Start of DATASET
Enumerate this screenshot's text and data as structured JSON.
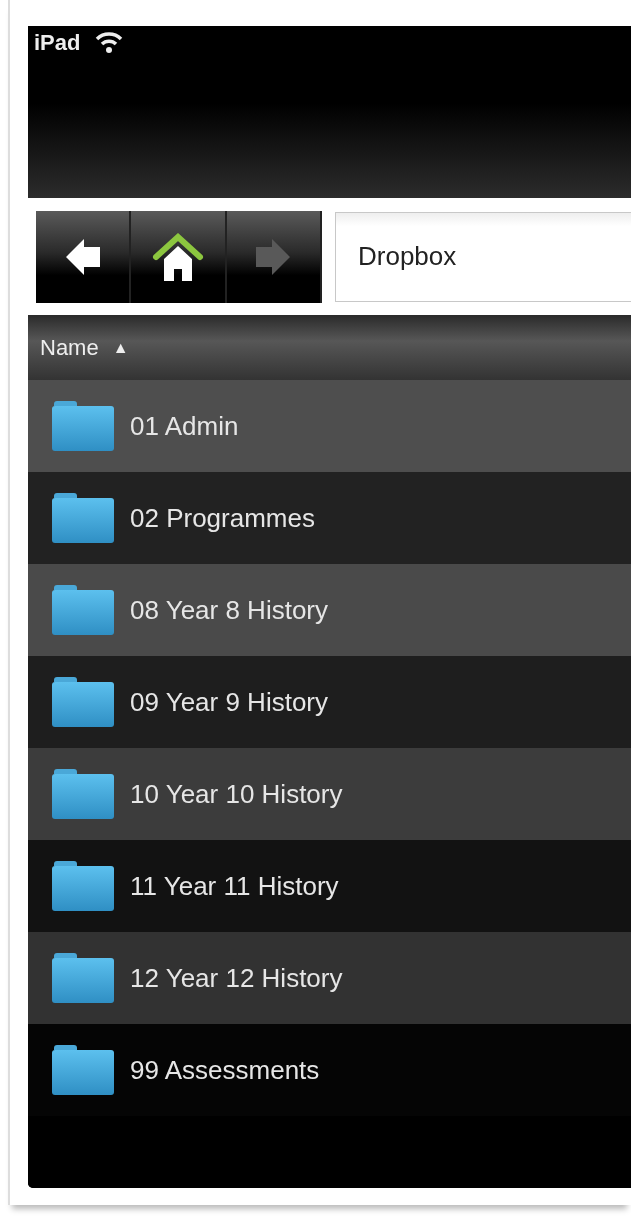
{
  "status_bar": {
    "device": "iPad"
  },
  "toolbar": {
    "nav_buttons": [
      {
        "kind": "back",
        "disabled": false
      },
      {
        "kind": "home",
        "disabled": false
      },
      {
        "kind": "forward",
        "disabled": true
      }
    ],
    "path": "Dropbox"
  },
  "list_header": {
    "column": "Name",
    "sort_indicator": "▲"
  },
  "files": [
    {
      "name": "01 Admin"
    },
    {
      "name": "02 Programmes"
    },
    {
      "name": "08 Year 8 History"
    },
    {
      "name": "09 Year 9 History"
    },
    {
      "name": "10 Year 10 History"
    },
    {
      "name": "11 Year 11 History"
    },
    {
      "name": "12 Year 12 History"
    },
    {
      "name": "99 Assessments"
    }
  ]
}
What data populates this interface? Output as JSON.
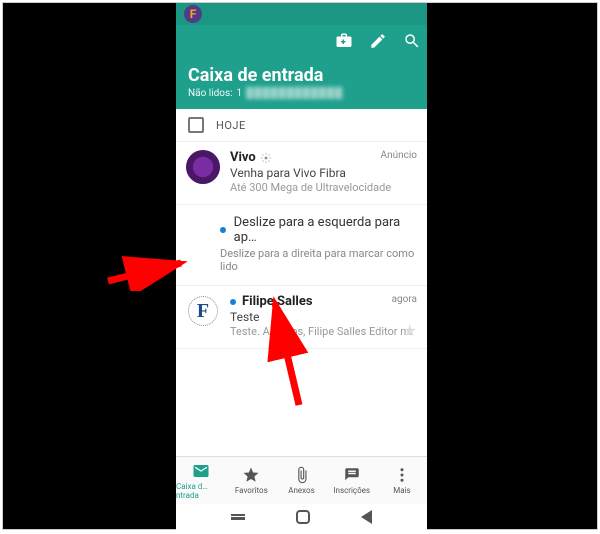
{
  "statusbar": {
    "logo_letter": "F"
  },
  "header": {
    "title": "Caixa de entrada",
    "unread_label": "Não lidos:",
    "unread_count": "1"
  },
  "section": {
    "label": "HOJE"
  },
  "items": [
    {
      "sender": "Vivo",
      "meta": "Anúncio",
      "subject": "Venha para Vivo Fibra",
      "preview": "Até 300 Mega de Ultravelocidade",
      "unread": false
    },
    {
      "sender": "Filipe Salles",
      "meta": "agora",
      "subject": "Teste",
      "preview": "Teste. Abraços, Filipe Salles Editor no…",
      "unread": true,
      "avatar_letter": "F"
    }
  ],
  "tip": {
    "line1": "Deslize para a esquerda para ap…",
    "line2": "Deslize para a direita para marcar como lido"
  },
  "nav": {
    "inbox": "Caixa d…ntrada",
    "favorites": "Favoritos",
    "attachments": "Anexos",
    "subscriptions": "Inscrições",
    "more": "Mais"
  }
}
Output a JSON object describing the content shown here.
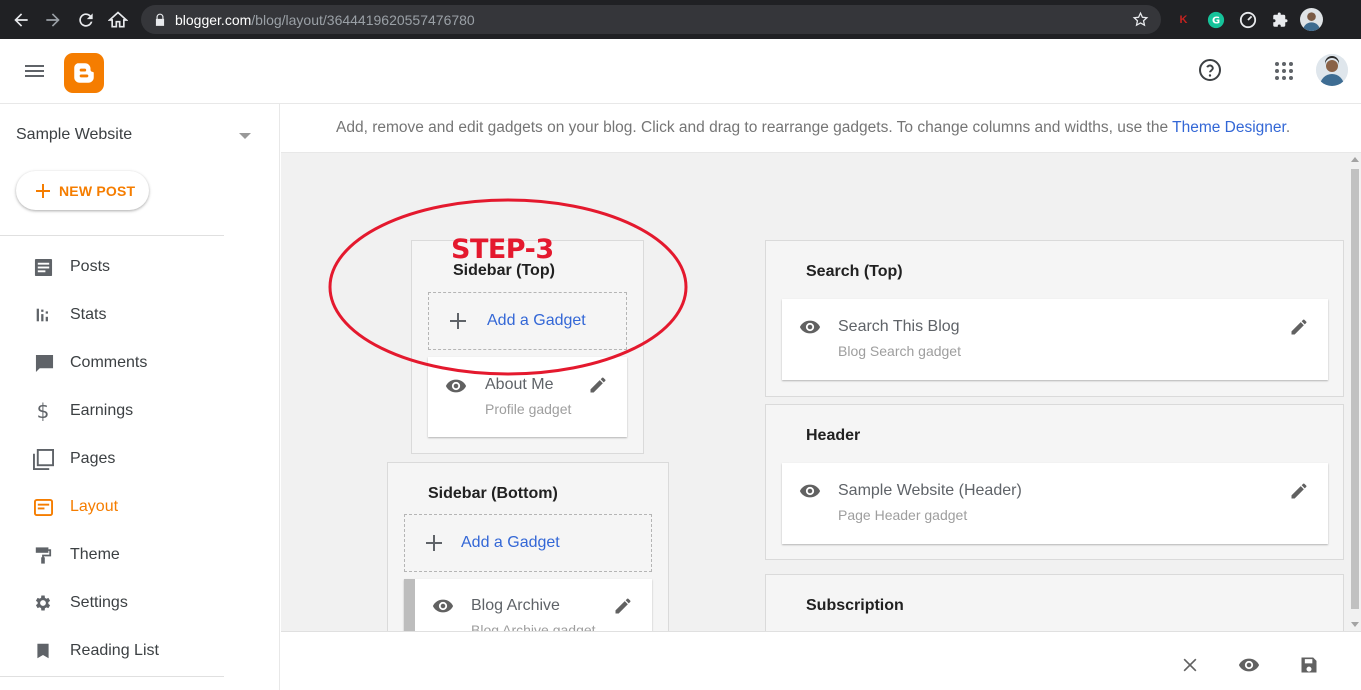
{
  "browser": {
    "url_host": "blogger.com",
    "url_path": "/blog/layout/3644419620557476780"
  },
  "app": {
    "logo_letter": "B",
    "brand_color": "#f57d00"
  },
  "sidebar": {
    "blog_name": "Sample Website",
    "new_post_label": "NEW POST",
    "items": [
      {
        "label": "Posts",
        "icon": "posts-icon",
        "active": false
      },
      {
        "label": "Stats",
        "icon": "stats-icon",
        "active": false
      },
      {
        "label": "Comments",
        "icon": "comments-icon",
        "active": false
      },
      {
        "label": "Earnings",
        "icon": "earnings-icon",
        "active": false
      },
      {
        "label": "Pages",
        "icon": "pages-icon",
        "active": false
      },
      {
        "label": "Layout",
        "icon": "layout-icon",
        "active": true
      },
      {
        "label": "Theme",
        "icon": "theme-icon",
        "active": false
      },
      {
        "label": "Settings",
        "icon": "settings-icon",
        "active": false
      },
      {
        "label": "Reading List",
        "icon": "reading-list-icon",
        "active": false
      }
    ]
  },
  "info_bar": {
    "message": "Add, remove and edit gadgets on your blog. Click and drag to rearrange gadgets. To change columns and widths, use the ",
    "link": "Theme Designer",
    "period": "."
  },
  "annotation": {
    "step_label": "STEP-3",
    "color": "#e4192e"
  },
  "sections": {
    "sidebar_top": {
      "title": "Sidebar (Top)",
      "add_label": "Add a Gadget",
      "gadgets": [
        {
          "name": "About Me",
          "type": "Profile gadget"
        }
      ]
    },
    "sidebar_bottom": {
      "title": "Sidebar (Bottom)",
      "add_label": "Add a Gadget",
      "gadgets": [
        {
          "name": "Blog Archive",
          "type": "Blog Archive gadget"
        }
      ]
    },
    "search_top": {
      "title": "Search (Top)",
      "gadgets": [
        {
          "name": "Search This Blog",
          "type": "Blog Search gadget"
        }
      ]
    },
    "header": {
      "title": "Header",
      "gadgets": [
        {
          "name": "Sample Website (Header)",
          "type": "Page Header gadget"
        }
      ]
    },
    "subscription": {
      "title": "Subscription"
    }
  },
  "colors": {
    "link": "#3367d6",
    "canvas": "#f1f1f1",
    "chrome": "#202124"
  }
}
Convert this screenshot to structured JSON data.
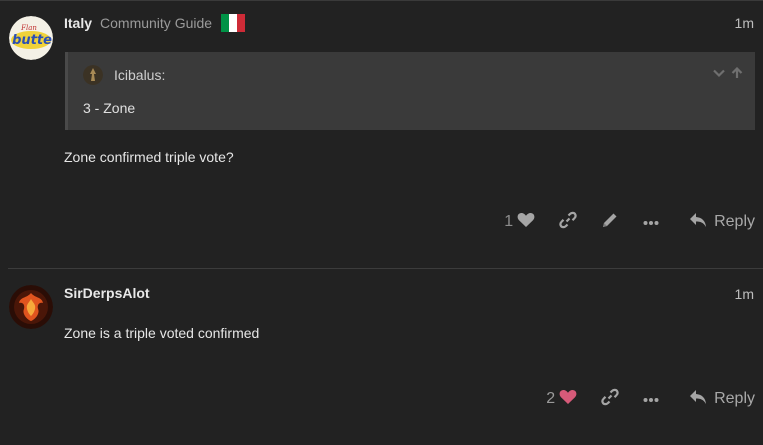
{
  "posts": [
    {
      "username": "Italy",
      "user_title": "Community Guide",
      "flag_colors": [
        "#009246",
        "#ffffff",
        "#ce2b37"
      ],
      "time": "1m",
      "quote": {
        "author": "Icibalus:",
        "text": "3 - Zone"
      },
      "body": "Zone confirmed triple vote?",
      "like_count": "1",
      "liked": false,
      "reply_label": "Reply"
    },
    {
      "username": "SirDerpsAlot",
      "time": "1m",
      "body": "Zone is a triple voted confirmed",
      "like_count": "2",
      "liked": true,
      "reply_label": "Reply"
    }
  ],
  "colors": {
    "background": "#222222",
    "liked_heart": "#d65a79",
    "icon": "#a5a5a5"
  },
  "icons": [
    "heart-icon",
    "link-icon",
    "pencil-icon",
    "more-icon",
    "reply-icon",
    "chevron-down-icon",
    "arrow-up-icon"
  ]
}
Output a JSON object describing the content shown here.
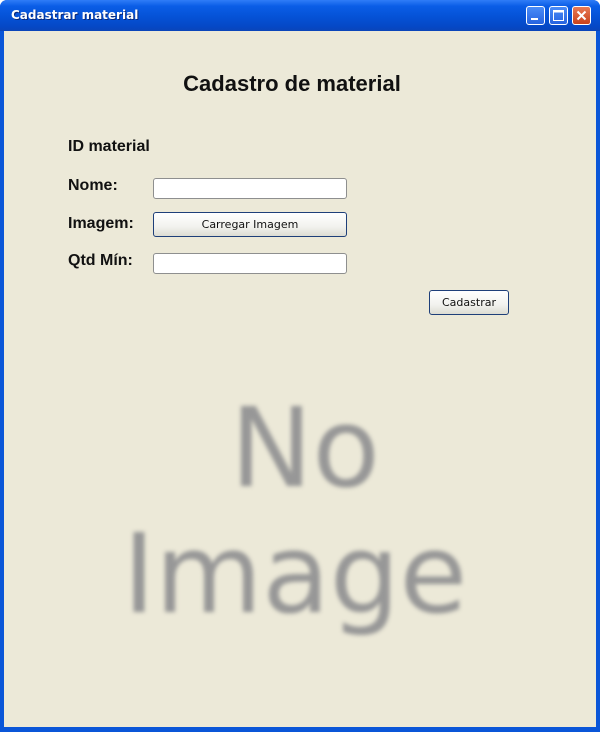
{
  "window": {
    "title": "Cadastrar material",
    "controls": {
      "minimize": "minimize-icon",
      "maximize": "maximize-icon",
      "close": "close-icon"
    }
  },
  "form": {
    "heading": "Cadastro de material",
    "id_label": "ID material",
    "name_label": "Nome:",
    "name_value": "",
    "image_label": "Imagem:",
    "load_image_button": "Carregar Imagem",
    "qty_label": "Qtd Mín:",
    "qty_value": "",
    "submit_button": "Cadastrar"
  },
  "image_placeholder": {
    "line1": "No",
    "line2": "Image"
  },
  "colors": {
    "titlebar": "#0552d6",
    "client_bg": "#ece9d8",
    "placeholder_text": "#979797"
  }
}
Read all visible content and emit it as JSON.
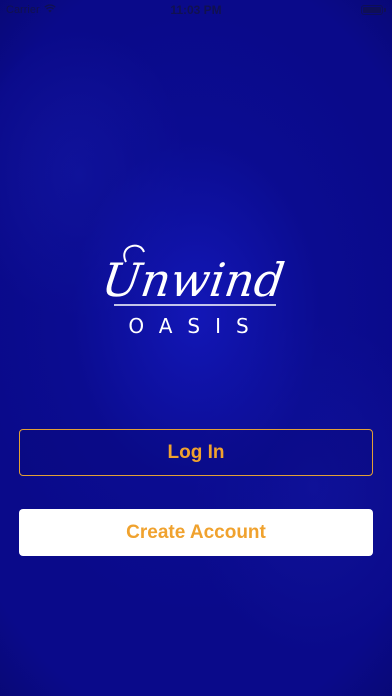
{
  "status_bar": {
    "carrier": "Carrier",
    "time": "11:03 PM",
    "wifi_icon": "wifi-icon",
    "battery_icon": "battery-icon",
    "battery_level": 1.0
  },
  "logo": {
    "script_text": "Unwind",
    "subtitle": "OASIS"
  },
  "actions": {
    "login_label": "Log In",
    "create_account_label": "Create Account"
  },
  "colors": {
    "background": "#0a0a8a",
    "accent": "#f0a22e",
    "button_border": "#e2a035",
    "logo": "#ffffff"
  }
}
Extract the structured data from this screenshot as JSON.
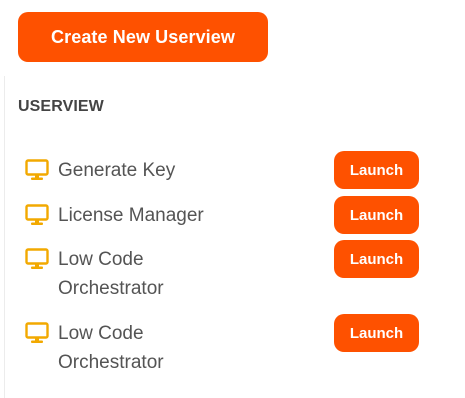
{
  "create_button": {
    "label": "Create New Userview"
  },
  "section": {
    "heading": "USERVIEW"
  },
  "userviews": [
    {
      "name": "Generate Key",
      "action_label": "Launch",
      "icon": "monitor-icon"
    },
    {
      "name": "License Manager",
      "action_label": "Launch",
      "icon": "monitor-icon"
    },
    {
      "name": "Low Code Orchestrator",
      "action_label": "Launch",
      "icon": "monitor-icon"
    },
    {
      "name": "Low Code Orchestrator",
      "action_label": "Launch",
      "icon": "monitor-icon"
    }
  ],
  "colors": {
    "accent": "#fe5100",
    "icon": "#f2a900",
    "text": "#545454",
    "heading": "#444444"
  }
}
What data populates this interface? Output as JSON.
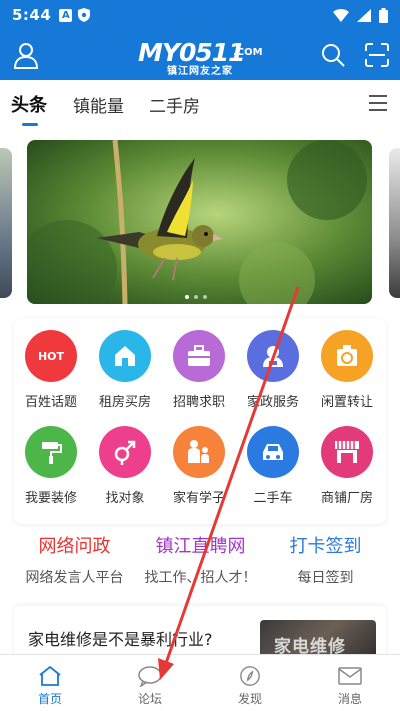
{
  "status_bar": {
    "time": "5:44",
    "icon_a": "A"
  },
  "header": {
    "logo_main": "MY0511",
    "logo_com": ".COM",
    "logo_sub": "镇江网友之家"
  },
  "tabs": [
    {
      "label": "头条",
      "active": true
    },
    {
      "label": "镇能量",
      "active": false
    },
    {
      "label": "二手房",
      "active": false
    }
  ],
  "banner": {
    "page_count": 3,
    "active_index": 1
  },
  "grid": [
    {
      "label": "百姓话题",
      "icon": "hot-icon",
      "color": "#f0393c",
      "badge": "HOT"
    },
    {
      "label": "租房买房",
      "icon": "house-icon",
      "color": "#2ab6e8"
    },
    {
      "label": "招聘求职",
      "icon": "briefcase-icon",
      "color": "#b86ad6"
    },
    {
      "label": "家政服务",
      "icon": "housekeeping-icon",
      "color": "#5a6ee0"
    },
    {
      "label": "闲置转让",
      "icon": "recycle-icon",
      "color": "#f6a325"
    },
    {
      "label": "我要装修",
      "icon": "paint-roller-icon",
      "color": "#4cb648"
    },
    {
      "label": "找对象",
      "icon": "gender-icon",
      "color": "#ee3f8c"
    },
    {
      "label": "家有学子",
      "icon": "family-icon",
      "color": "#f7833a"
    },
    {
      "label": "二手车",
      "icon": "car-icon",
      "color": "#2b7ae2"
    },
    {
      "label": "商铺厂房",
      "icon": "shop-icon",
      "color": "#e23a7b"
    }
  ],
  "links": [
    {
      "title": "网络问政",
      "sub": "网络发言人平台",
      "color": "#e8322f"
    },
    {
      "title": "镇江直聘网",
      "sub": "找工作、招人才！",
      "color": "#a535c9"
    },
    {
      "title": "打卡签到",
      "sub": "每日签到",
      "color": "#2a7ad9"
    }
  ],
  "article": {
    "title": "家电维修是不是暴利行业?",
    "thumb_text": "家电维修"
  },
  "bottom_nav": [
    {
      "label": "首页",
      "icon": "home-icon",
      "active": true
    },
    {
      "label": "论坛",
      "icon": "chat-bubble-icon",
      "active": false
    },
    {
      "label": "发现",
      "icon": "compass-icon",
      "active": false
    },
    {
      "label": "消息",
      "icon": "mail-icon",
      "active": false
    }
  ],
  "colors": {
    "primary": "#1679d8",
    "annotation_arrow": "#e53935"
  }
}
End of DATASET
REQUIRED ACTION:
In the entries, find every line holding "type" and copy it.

SOLVED EXERCISE:
          "type": "Profile gadget"
          "type": "Blog Archive gadget"
          "type": "Blog Search gadget"
          "type": "Page Header gadget"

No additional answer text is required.